◆ **SUPPLIED RECORDS**
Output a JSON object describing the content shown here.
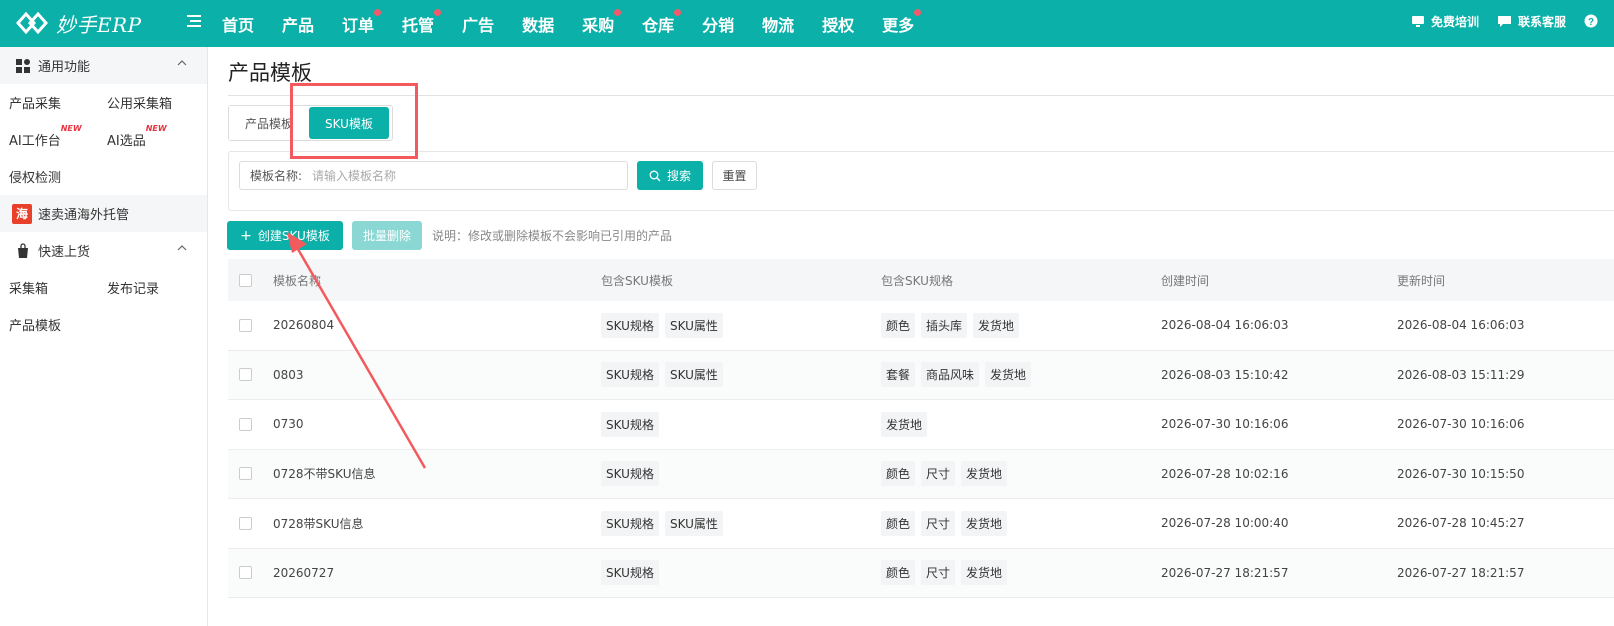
{
  "app": {
    "name": "妙手ERP"
  },
  "topnav": {
    "items": [
      {
        "label": "首页",
        "dot": false
      },
      {
        "label": "产品",
        "dot": false
      },
      {
        "label": "订单",
        "dot": true
      },
      {
        "label": "托管",
        "dot": true
      },
      {
        "label": "广告",
        "dot": false
      },
      {
        "label": "数据",
        "dot": false
      },
      {
        "label": "采购",
        "dot": true
      },
      {
        "label": "仓库",
        "dot": true
      },
      {
        "label": "分销",
        "dot": false
      },
      {
        "label": "物流",
        "dot": false
      },
      {
        "label": "授权",
        "dot": false
      },
      {
        "label": "更多",
        "dot": true
      }
    ],
    "training": "免费培训",
    "support": "联系客服",
    "help_icon": "question-icon",
    "accent": "#0bb0a8",
    "dot_color": "#f55a6a"
  },
  "sidebar": {
    "group_general": "通用功能",
    "row1": [
      "产品采集",
      "公用采集箱"
    ],
    "row2": [
      "AI工作台",
      "AI选品"
    ],
    "new_badge": "NEW",
    "row3": [
      "侵权检测"
    ],
    "special": {
      "icon_text": "海",
      "label": "速卖通海外托管"
    },
    "group_publish": "快速上货",
    "row4": [
      "采集箱",
      "发布记录"
    ],
    "row5": [
      "产品模板"
    ]
  },
  "main": {
    "title": "产品模板",
    "tabs": [
      "产品模板",
      "SKU模板"
    ],
    "active_tab": "SKU模板",
    "filter": {
      "label": "模板名称:",
      "placeholder": "请输入模板名称",
      "value": ""
    },
    "search_label": "搜索",
    "reset_label": "重置",
    "create_label": "创建SKU模板",
    "batch_delete_label": "批量删除",
    "note": "说明：修改或删除模板不会影响已引用的产品"
  },
  "table": {
    "columns": [
      "模板名称",
      "包含SKU模板",
      "包含SKU规格",
      "创建时间",
      "更新时间"
    ],
    "rows": [
      {
        "name": "20260804",
        "templates": [
          "SKU规格",
          "SKU属性"
        ],
        "specs": [
          "颜色",
          "插头库",
          "发货地"
        ],
        "created": "2026-08-04 16:06:03",
        "updated": "2026-08-04 16:06:03"
      },
      {
        "name": "0803",
        "templates": [
          "SKU规格",
          "SKU属性"
        ],
        "specs": [
          "套餐",
          "商品风味",
          "发货地"
        ],
        "created": "2026-08-03 15:10:42",
        "updated": "2026-08-03 15:11:29"
      },
      {
        "name": "0730",
        "templates": [
          "SKU规格"
        ],
        "specs": [
          "发货地"
        ],
        "created": "2026-07-30 10:16:06",
        "updated": "2026-07-30 10:16:06"
      },
      {
        "name": "0728不带SKU信息",
        "templates": [
          "SKU规格"
        ],
        "specs": [
          "颜色",
          "尺寸",
          "发货地"
        ],
        "created": "2026-07-28 10:02:16",
        "updated": "2026-07-30 10:15:50"
      },
      {
        "name": "0728带SKU信息",
        "templates": [
          "SKU规格",
          "SKU属性"
        ],
        "specs": [
          "颜色",
          "尺寸",
          "发货地"
        ],
        "created": "2026-07-28 10:00:40",
        "updated": "2026-07-28 10:45:27"
      },
      {
        "name": "20260727",
        "templates": [
          "SKU规格"
        ],
        "specs": [
          "颜色",
          "尺寸",
          "发货地"
        ],
        "created": "2026-07-27 18:21:57",
        "updated": "2026-07-27 18:21:57"
      }
    ]
  },
  "annotation_color": "#f25a5d"
}
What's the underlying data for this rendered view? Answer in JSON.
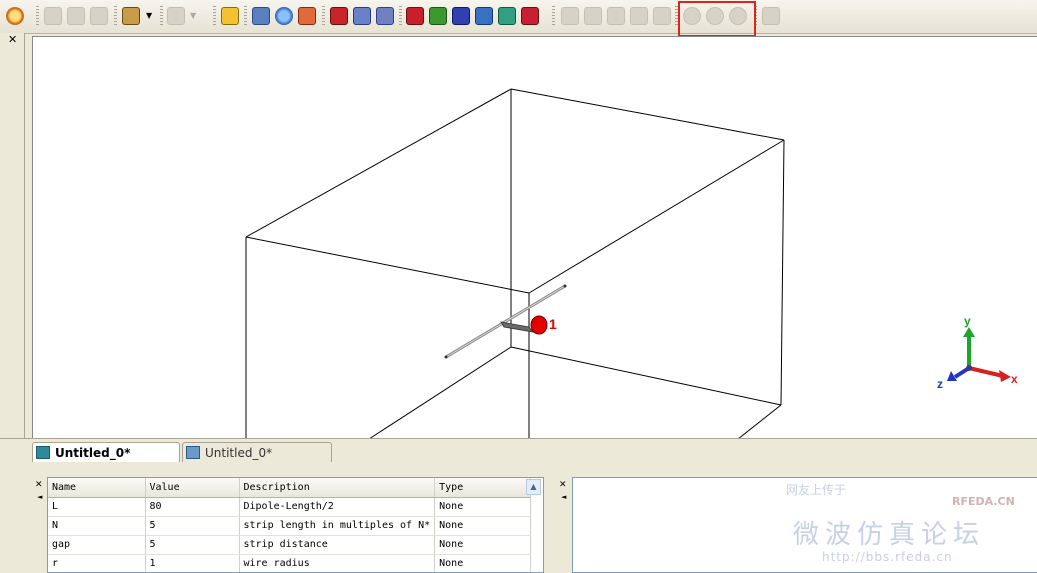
{
  "tabs": [
    {
      "label": "Untitled_0*",
      "active": true
    },
    {
      "label": "Untitled_0*",
      "active": false
    }
  ],
  "viewport": {
    "port_label": "1",
    "axes": {
      "x": "x",
      "y": "y",
      "z": "z"
    }
  },
  "params_table": {
    "headers": [
      "Name",
      "Value",
      "Description",
      "Type"
    ],
    "rows": [
      [
        "L",
        "80",
        "Dipole-Length/2",
        "None"
      ],
      [
        "N",
        "5",
        "strip length in multiples of N*",
        "None"
      ],
      [
        "gap",
        "5",
        "strip distance",
        "None"
      ],
      [
        "r",
        "1",
        "wire radius",
        "None"
      ]
    ]
  },
  "watermark": {
    "line1": "网友上传于",
    "brand": "RFEDA.CN",
    "forum": "微波仿真论坛",
    "url": "http://bbs.rfeda.cn"
  },
  "colors": {
    "highlight": "#e0231a",
    "port": "#e30000",
    "axis_x": "#d92020",
    "axis_y": "#1fa52c",
    "axis_z": "#2333c8"
  }
}
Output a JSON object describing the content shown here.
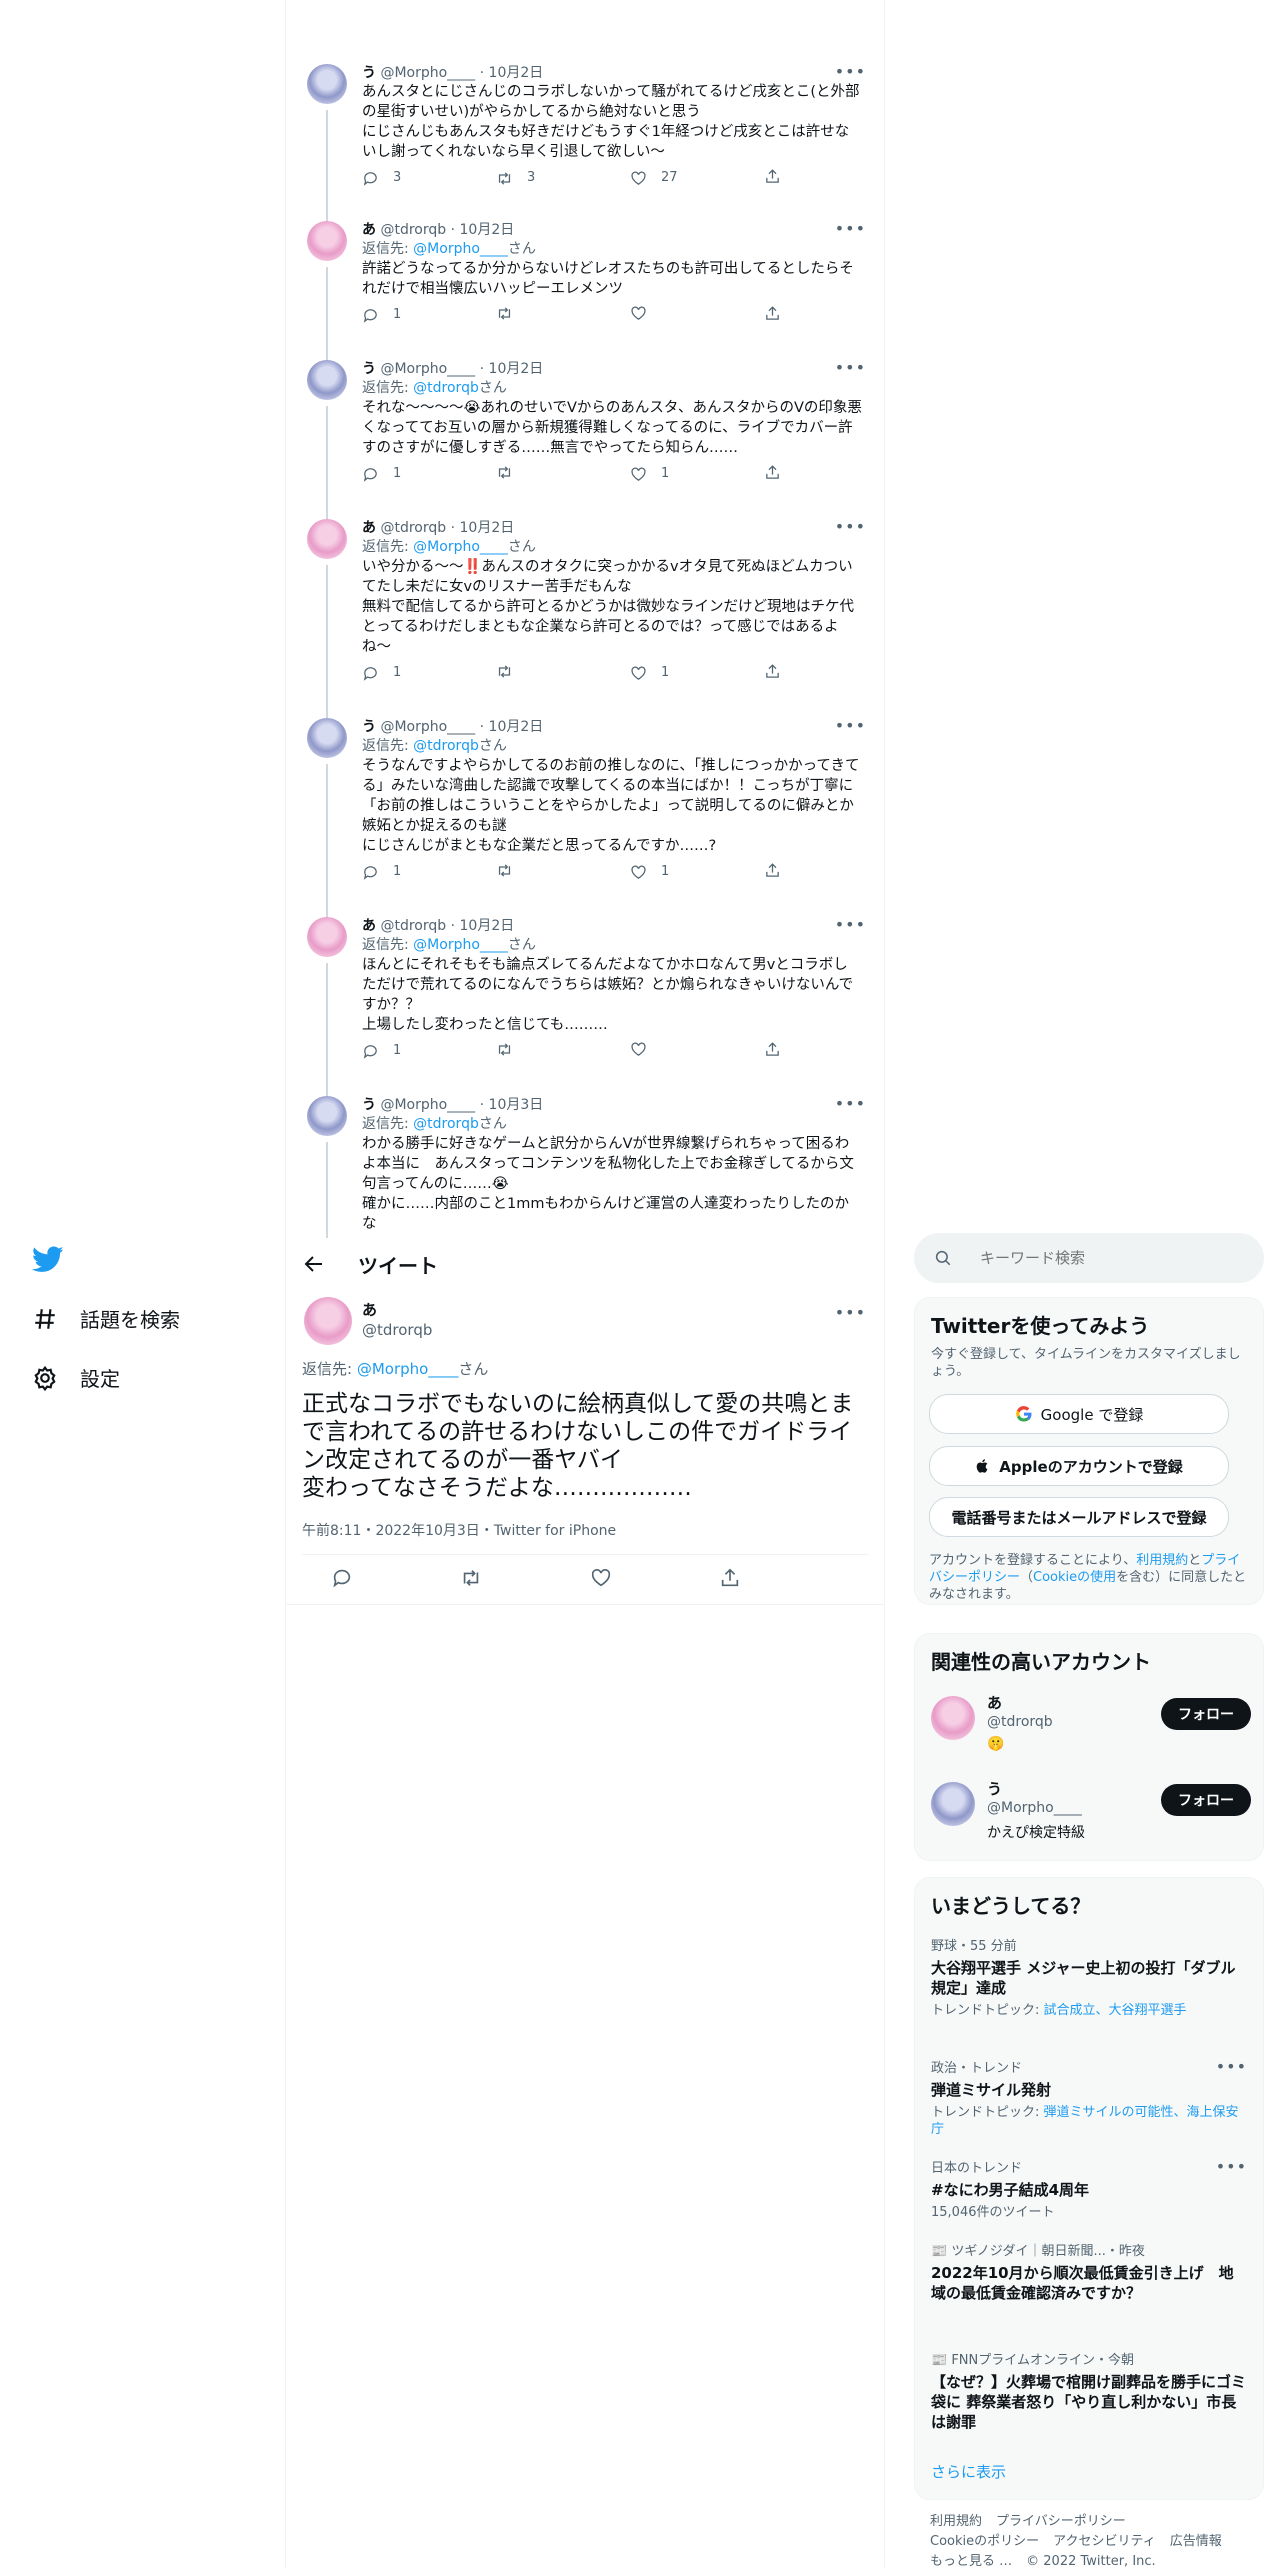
{
  "nav": {
    "explore_label": "話題を検索",
    "settings_label": "設定"
  },
  "thread": [
    {
      "name": "う",
      "handle": "@Morpho____",
      "date": "10月2日",
      "reply_prefix": "",
      "reply_to": "",
      "reply_suffix": "",
      "text": "あんスタとにじさんじのコラボしないかって騒がれてるけど戌亥とこ(と外部の星街すいせい)がやらかしてるから絶対ないと思う\nにじさんじもあんスタも好きだけどもうすぐ1年経つけど戌亥とこは許せないし謝ってくれないなら早く引退して欲しい～",
      "replies": "3",
      "retweets": "3",
      "likes": "27"
    },
    {
      "name": "あ",
      "handle": "@tdrorqb",
      "date": "10月2日",
      "reply_prefix": "返信先: ",
      "reply_to": "@Morpho____",
      "reply_suffix": "さん",
      "text": "許諾どうなってるか分からないけどレオスたちのも許可出してるとしたらそれだけで相当懐広いハッピーエレメンツ",
      "replies": "1",
      "retweets": "",
      "likes": ""
    },
    {
      "name": "う",
      "handle": "@Morpho____",
      "date": "10月2日",
      "reply_prefix": "返信先: ",
      "reply_to": "@tdrorqb",
      "reply_suffix": "さん",
      "text": "それな～～～～😭あれのせいでVからのあんスタ、あんスタからのVの印象悪くなっててお互いの層から新規獲得難しくなってるのに、ライブでカバー許すのさすがに優しすぎる……無言でやってたら知らん……",
      "replies": "1",
      "retweets": "",
      "likes": "1"
    },
    {
      "name": "あ",
      "handle": "@tdrorqb",
      "date": "10月2日",
      "reply_prefix": "返信先: ",
      "reply_to": "@Morpho____",
      "reply_suffix": "さん",
      "text": "いや分かる〜〜‼️あんスのオタクに突っかかるvオタ見て死ぬほどムカついてたし未だに女vのリスナー苦手だもんな\n無料で配信してるから許可とるかどうかは微妙なラインだけど現地はチケ代とってるわけだしまともな企業なら許可とるのでは？って感じではあるよね〜",
      "replies": "1",
      "retweets": "",
      "likes": "1"
    },
    {
      "name": "う",
      "handle": "@Morpho____",
      "date": "10月2日",
      "reply_prefix": "返信先: ",
      "reply_to": "@tdrorqb",
      "reply_suffix": "さん",
      "text": "そうなんですよやらかしてるのお前の推しなのに、「推しにつっかかってきてる」みたいな湾曲した認識で攻撃してくるの本当にばか！！こっちが丁寧に「お前の推しはこういうことをやらかしたよ」って説明してるのに僻みとか嫉妬とか捉えるのも謎\nにじさんじがまともな企業だと思ってるんですか……?",
      "replies": "1",
      "retweets": "",
      "likes": "1"
    },
    {
      "name": "あ",
      "handle": "@tdrorqb",
      "date": "10月2日",
      "reply_prefix": "返信先: ",
      "reply_to": "@Morpho____",
      "reply_suffix": "さん",
      "text": "ほんとにそれそもそも論点ズレてるんだよなてかホロなんて男vとコラボしただけで荒れてるのになんでうちらは嫉妬？とか煽られなきゃいけないんですか？？\n上場したし変わったと信じても………",
      "replies": "1",
      "retweets": "",
      "likes": ""
    },
    {
      "name": "う",
      "handle": "@Morpho____",
      "date": "10月3日",
      "reply_prefix": "返信先: ",
      "reply_to": "@tdrorqb",
      "reply_suffix": "さん",
      "text": "わかる勝手に好きなゲームと訳分からんVが世界線繋げられちゃって困るわよ本当に　あんスタってコンテンツを私物化した上でお金稼ぎしてるから文句言ってんのに……😭\n確かに……内部のこと1mmもわからんけど運営の人達変わったりしたのかな",
      "replies": "",
      "retweets": "",
      "likes": ""
    }
  ],
  "header": {
    "title": "ツイート"
  },
  "main_tweet": {
    "name": "あ",
    "handle": "@tdrorqb",
    "reply_prefix": "返信先: ",
    "reply_to": "@Morpho____",
    "reply_suffix": "さん",
    "text": "正式なコラボでもないのに絵柄真似して愛の共鳴とまで言われてるの許せるわけないしこの件でガイドライン改定されてるのが一番ヤバイ\n変わってなさそうだよな………………",
    "meta": "午前8:11・2022年10月3日・Twitter for iPhone"
  },
  "search": {
    "placeholder": "キーワード検索"
  },
  "signup": {
    "title": "Twitterを使ってみよう",
    "subtitle": "今すぐ登録して、タイムラインをカスタマイズしましょう。",
    "google": "Google で登録",
    "apple": "Appleのアカウントで登録",
    "phone": "電話番号またはメールアドレスで登録",
    "terms_1": "アカウントを登録することにより、",
    "terms_link1": "利用規約",
    "terms_2": "と",
    "terms_link2": "プライバシーポリシー",
    "terms_3": "（",
    "terms_link3": "Cookieの使用",
    "terms_4": "を含む）に同意したとみなされます。"
  },
  "relevant": {
    "title": "関連性の高いアカウント",
    "accounts": [
      {
        "name": "あ",
        "handle": "@tdrorqb",
        "bio": "🤫",
        "button": "フォロー"
      },
      {
        "name": "う",
        "handle": "@Morpho____",
        "bio": "かえぴ検定特級",
        "button": "フォロー"
      }
    ]
  },
  "trends": {
    "title": "いまどうしてる？",
    "items": [
      {
        "cat": "野球・55 分前",
        "title": "大谷翔平選手 メジャー史上初の投打「ダブル規定」達成",
        "sub_label": "トレンドトピック: ",
        "sub_link": "試合成立、大谷翔平選手"
      },
      {
        "cat": "政治・トレンド",
        "title": "弾道ミサイル発射",
        "sub_label": "トレンドトピック: ",
        "sub_link": "弾道ミサイルの可能性、海上保安庁"
      },
      {
        "cat": "日本のトレンド",
        "title": "#なにわ男子結成4周年",
        "sub_label": "15,046件のツイート",
        "sub_link": ""
      },
      {
        "cat": "📰 ツギノジダイ｜朝日新聞...・昨夜",
        "title": "2022年10月から順次最低賃金引き上げ　地域の最低賃金確認済みですか？",
        "sub_label": "",
        "sub_link": ""
      },
      {
        "cat": "📰 FNNプライムオンライン・今朝",
        "title": "【なぜ？】火葬場で棺開け副葬品を勝手にゴミ袋に 葬祭業者怒り「やり直し利かない」市長は謝罪",
        "sub_label": "",
        "sub_link": ""
      }
    ],
    "show_more": "さらに表示"
  },
  "footer": {
    "l1": "利用規約",
    "l2": "プライバシーポリシー",
    "l3": "Cookieのポリシー",
    "l4": "アクセシビリティ",
    "l5": "広告情報",
    "l6": "もっと見る …",
    "copyright": "© 2022 Twitter, Inc."
  },
  "colors": {
    "accent": "#1d9bf0",
    "text": "#0f1419",
    "muted": "#536471",
    "button_dark": "#0f1419"
  },
  "icons": [
    "twitter-bird-icon",
    "hashtag-icon",
    "gear-icon",
    "reply-icon",
    "retweet-icon",
    "like-icon",
    "share-icon",
    "more-icon",
    "back-arrow-icon",
    "search-icon",
    "google-icon",
    "apple-icon",
    "verified-icon"
  ]
}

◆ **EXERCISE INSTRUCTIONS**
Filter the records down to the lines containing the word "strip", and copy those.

◆ **TASK OUTPUT**
        "strip length in multiples of N*",
        "strip distance",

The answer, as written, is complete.